■ Data in this exercise:
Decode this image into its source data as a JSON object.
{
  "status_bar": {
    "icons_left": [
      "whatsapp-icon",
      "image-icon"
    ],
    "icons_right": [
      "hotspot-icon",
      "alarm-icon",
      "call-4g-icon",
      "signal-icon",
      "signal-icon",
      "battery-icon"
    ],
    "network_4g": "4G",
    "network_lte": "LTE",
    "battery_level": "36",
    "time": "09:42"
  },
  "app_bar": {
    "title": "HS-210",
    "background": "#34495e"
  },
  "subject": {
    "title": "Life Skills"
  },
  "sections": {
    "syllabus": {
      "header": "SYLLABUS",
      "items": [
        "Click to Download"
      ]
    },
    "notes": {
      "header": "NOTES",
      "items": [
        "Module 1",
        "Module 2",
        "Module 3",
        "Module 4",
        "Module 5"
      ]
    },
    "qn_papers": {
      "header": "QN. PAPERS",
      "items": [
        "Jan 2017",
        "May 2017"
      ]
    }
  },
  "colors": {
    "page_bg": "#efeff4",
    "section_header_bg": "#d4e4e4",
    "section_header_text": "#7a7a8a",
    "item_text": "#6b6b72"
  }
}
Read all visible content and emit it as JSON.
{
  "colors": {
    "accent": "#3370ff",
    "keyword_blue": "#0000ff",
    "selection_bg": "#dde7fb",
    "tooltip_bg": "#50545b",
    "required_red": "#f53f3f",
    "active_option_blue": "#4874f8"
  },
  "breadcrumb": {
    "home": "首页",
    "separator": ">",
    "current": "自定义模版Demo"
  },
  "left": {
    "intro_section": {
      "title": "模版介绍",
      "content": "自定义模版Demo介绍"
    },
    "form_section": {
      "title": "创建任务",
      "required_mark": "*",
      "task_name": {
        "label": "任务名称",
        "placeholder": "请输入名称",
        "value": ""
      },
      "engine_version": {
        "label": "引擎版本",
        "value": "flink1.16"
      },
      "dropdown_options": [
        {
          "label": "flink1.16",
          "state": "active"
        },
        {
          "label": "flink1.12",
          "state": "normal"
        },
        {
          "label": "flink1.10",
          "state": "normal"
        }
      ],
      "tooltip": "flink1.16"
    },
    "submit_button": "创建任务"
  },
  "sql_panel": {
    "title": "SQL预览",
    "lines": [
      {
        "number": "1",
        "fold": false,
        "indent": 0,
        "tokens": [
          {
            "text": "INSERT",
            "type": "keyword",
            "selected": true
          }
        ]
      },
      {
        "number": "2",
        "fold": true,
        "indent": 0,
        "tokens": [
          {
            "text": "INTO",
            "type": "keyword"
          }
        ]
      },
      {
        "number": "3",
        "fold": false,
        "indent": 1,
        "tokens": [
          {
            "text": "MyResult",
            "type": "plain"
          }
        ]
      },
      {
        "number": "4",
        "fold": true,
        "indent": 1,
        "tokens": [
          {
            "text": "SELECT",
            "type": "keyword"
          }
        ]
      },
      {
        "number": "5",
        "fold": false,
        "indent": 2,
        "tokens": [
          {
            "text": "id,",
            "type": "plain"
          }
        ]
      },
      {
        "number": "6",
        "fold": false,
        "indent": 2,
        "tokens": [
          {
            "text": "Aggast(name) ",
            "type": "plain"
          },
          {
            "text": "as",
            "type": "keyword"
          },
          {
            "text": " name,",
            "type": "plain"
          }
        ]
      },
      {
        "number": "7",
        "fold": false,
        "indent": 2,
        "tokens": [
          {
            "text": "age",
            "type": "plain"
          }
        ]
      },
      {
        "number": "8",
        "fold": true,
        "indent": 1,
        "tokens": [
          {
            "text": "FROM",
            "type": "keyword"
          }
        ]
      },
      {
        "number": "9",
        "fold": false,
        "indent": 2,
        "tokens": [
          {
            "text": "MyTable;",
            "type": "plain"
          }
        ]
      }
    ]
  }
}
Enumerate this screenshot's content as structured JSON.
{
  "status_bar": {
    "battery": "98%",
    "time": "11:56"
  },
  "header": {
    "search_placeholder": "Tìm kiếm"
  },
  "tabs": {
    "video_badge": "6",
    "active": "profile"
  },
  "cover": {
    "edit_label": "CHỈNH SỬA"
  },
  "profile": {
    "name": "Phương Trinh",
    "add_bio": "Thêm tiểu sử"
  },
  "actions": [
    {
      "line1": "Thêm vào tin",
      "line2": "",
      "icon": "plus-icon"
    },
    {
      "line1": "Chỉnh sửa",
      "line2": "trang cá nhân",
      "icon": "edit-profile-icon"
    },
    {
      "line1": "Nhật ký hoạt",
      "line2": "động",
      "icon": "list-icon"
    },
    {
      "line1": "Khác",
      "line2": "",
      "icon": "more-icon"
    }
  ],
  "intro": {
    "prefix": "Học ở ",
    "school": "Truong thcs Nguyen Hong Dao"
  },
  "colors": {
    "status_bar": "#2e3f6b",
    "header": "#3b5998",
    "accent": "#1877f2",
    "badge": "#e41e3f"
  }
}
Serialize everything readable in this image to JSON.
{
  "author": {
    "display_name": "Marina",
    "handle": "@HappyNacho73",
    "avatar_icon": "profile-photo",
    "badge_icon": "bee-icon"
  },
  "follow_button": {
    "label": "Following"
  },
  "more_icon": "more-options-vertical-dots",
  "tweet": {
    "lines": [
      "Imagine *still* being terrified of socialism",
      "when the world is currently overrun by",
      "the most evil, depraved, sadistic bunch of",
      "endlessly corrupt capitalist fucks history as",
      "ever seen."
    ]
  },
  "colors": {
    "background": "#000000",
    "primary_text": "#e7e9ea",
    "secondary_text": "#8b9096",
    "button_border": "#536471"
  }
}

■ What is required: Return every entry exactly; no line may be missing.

■ Response to this exercise:
Decode this image into its source data as a JSON object.
{
  "status_bar": {
    "icons_left": [
      "whatsapp-icon",
      "image-icon"
    ],
    "icons_right": [
      "hotspot-icon",
      "alarm-icon",
      "call-4g-icon",
      "signal-icon",
      "signal-icon",
      "battery-icon"
    ],
    "network_4g": "4G",
    "network_lte": "LTE",
    "battery_level": "36",
    "time": "09:42"
  },
  "app_bar": {
    "title": "HS-210",
    "background": "#34495e"
  },
  "subject": {
    "title": "Life Skills"
  },
  "sections": {
    "syllabus": {
      "header": "SYLLABUS",
      "items": [
        "Click to Download"
      ]
    },
    "notes": {
      "header": "NOTES",
      "items": [
        "Module 1",
        "Module 2",
        "Module 3",
        "Module 4",
        "Module 5"
      ]
    },
    "qn_papers": {
      "header": "QN. PAPERS",
      "items": [
        "Jan 2017",
        "May 2017"
      ]
    }
  },
  "colors": {
    "page_bg": "#efeff4",
    "section_header_bg": "#d4e4e4",
    "section_header_text": "#7a7a8a",
    "item_text": "#6b6b72"
  }
}
Read all visible content and emit it as JSON.
{
  "colors": {
    "accent": "#3370ff",
    "keyword_blue": "#0000ff",
    "selection_bg": "#dde7fb",
    "tooltip_bg": "#50545b",
    "required_red": "#f53f3f",
    "active_option_blue": "#4874f8"
  },
  "breadcrumb": {
    "home": "首页",
    "separator": ">",
    "current": "自定义模版Demo"
  },
  "left": {
    "intro_section": {
      "title": "模版介绍",
      "content": "自定义模版Demo介绍"
    },
    "form_section": {
      "title": "创建任务",
      "required_mark": "*",
      "task_name": {
        "label": "任务名称",
        "placeholder": "请输入名称",
        "value": ""
      },
      "engine_version": {
        "label": "引擎版本",
        "value": "flink1.16"
      },
      "dropdown_options": [
        {
          "label": "flink1.16",
          "state": "active"
        },
        {
          "label": "flink1.12",
          "state": "normal"
        },
        {
          "label": "flink1.10",
          "state": "normal"
        }
      ],
      "tooltip": "flink1.16"
    },
    "submit_button": "创建任务"
  },
  "sql_panel": {
    "title": "SQL预览",
    "lines": [
      {
        "number": "1",
        "fold": false,
        "indent": 0,
        "tokens": [
          {
            "text": "INSERT",
            "type": "keyword",
            "selected": true
          }
        ]
      },
      {
        "number": "2",
        "fold": true,
        "indent": 0,
        "tokens": [
          {
            "text": "INTO",
            "type": "keyword"
          }
        ]
      },
      {
        "number": "3",
        "fold": false,
        "indent": 1,
        "tokens": [
          {
            "text": "MyResult",
            "type": "plain"
          }
        ]
      },
      {
        "number": "4",
        "fold": true,
        "indent": 1,
        "tokens": [
          {
            "text": "SELECT",
            "type": "keyword"
          }
        ]
      },
      {
        "number": "5",
        "fold": false,
        "indent": 2,
        "tokens": [
          {
            "text": "id,",
            "type": "plain"
          }
        ]
      },
      {
        "number": "6",
        "fold": false,
        "indent": 2,
        "tokens": [
          {
            "text": "Aggast(name) ",
            "type": "plain"
          },
          {
            "text": "as",
            "type": "keyword"
          },
          {
            "text": " name,",
            "type": "plain"
          }
        ]
      },
      {
        "number": "7",
        "fold": false,
        "indent": 2,
        "tokens": [
          {
            "text": "age",
            "type": "plain"
          }
        ]
      },
      {
        "number": "8",
        "fold": true,
        "indent": 1,
        "tokens": [
          {
            "text": "FROM",
            "type": "keyword"
          }
        ]
      },
      {
        "number": "9",
        "fold": false,
        "indent": 2,
        "tokens": [
          {
            "text": "MyTable;",
            "type": "plain"
          }
        ]
      }
    ]
  }
}
Enumerate this screenshot's content as structured JSON.
{
  "status_bar": {
    "battery": "98%",
    "time": "11:56"
  },
  "header": {
    "search_placeholder": "Tìm kiếm"
  },
  "tabs": {
    "video_badge": "6",
    "active": "profile"
  },
  "cover": {
    "edit_label": "CHỈNH SỬA"
  },
  "profile": {
    "name": "Phương Trinh",
    "add_bio": "Thêm tiểu sử"
  },
  "actions": [
    {
      "line1": "Thêm vào tin",
      "line2": "",
      "icon": "plus-icon"
    },
    {
      "line1": "Chỉnh sửa",
      "line2": "trang cá nhân",
      "icon": "edit-profile-icon"
    },
    {
      "line1": "Nhật ký hoạt",
      "line2": "động",
      "icon": "list-icon"
    },
    {
      "line1": "Khác",
      "line2": "",
      "icon": "more-icon"
    }
  ],
  "intro": {
    "prefix": "Học ở ",
    "school": "Truong thcs Nguyen Hong Dao"
  },
  "colors": {
    "status_bar": "#2e3f6b",
    "header": "#3b5998",
    "accent": "#1877f2",
    "badge": "#e41e3f"
  }
}
Serialize everything readable in this image to JSON.
{
  "author": {
    "display_name": "Marina",
    "handle": "@HappyNacho73",
    "avatar_icon": "profile-photo",
    "badge_icon": "bee-icon"
  },
  "follow_button": {
    "label": "Following"
  },
  "more_icon": "more-options-vertical-dots",
  "tweet": {
    "lines": [
      "Imagine *still* being terrified of socialism",
      "when the world is currently overrun by",
      "the most evil, depraved, sadistic bunch of",
      "endlessly corrupt capitalist fucks history as",
      "ever seen."
    ]
  },
  "colors": {
    "background": "#000000",
    "primary_text": "#e7e9ea",
    "secondary_text": "#8b9096",
    "button_border": "#536471"
  }
}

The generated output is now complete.